Work instruction
Search the records for the word "JSON" and copy each line in which it appears.

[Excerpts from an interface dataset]
----

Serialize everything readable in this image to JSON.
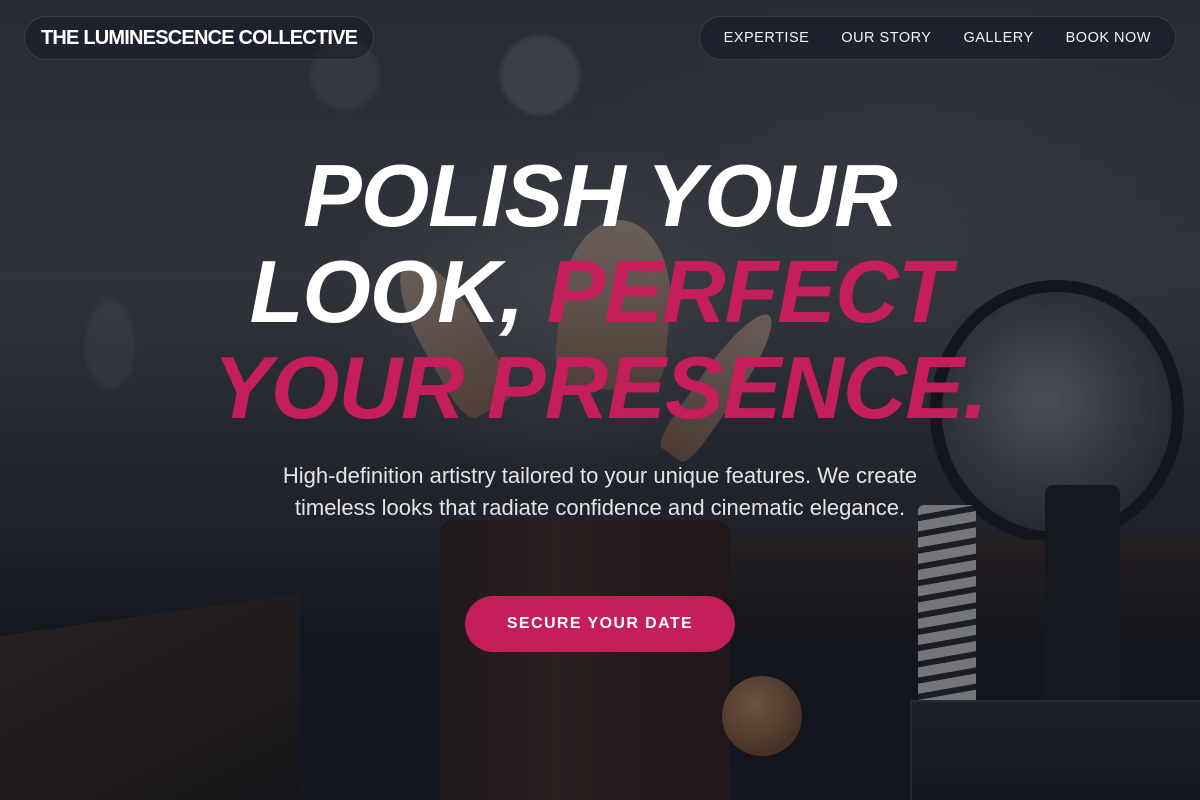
{
  "brand": {
    "name": "THE LUMINESCENCE COLLECTIVE"
  },
  "nav": {
    "items": [
      {
        "label": "EXPERTISE"
      },
      {
        "label": "OUR STORY"
      },
      {
        "label": "GALLERY"
      },
      {
        "label": "BOOK NOW"
      }
    ]
  },
  "hero": {
    "headline_line1": "POLISH YOUR",
    "headline_line2_plain": "LOOK, ",
    "headline_line2_accent": "PERFECT",
    "headline_line3_accent": "YOUR PRESENCE.",
    "subtext": "High-definition artistry tailored to your unique features. We create timeless looks that radiate confidence and cinematic elegance.",
    "cta_label": "SECURE YOUR DATE"
  },
  "colors": {
    "accent": "#c41f5b",
    "text": "#ffffff",
    "nav_background": "#1c2030"
  }
}
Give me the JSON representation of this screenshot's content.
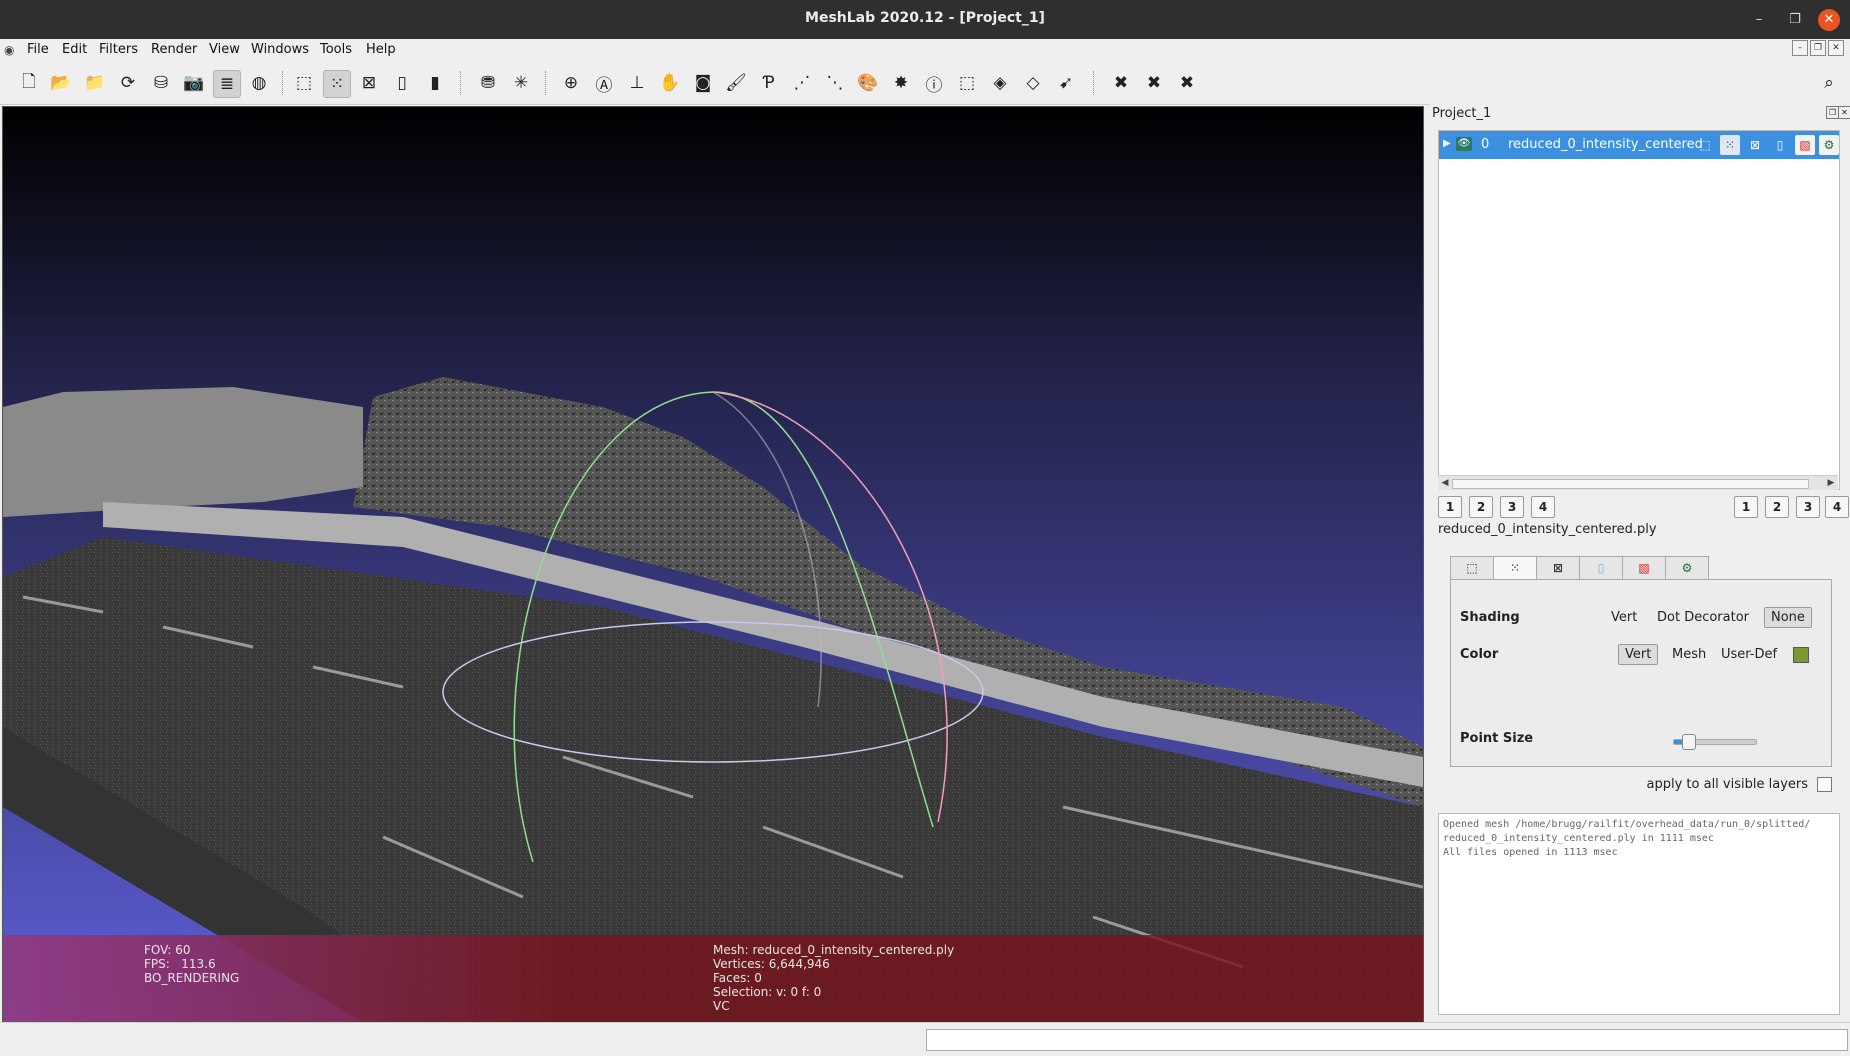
{
  "window": {
    "title": "MeshLab 2020.12 - [Project_1]",
    "minimize": "–",
    "restore": "❐",
    "close": "✕"
  },
  "menu": [
    "File",
    "Edit",
    "Filters",
    "Render",
    "View",
    "Windows",
    "Tools",
    "Help"
  ],
  "viewport": {
    "fov": "FOV: 60",
    "fps": "FPS:   113.6",
    "rendering": "BO_RENDERING",
    "mesh": "Mesh: reduced_0_intensity_centered.ply",
    "vertices": "Vertices: 6,644,946",
    "faces": "Faces: 0",
    "selection": "Selection: v: 0 f: 0",
    "color_mode": "VC"
  },
  "layers_panel": {
    "title": "Project_1",
    "layers": [
      {
        "index": "0",
        "name": "reduced_0_intensity_centered"
      }
    ],
    "left_buttons": [
      "1",
      "2",
      "3",
      "4"
    ],
    "right_buttons": [
      "1",
      "2",
      "3",
      "4"
    ]
  },
  "render_props": {
    "mesh_name": "reduced_0_intensity_centered.ply",
    "shading_label": "Shading",
    "shading_options": [
      "Vert",
      "Dot Decorator",
      "None"
    ],
    "shading_selected": "None",
    "color_label": "Color",
    "color_options": [
      "Vert",
      "Mesh",
      "User-Def"
    ],
    "color_selected": "Vert",
    "user_color": "#7a9a30",
    "point_size_label": "Point Size",
    "point_size_value": 0.17,
    "apply_label": "apply to all visible layers"
  },
  "log": [
    "Opened mesh /home/brugg/railfit/overhead_data/run_0/splitted/",
    "reduced_0_intensity_centered.ply in 1111 msec",
    "All files opened in 1113 msec"
  ],
  "colors": {
    "accent": "#3d8fe0",
    "close_button": "#e95420"
  }
}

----

Task result
Serialize everything readable in this image to JSON.
Give me the JSON representation of this screenshot's content.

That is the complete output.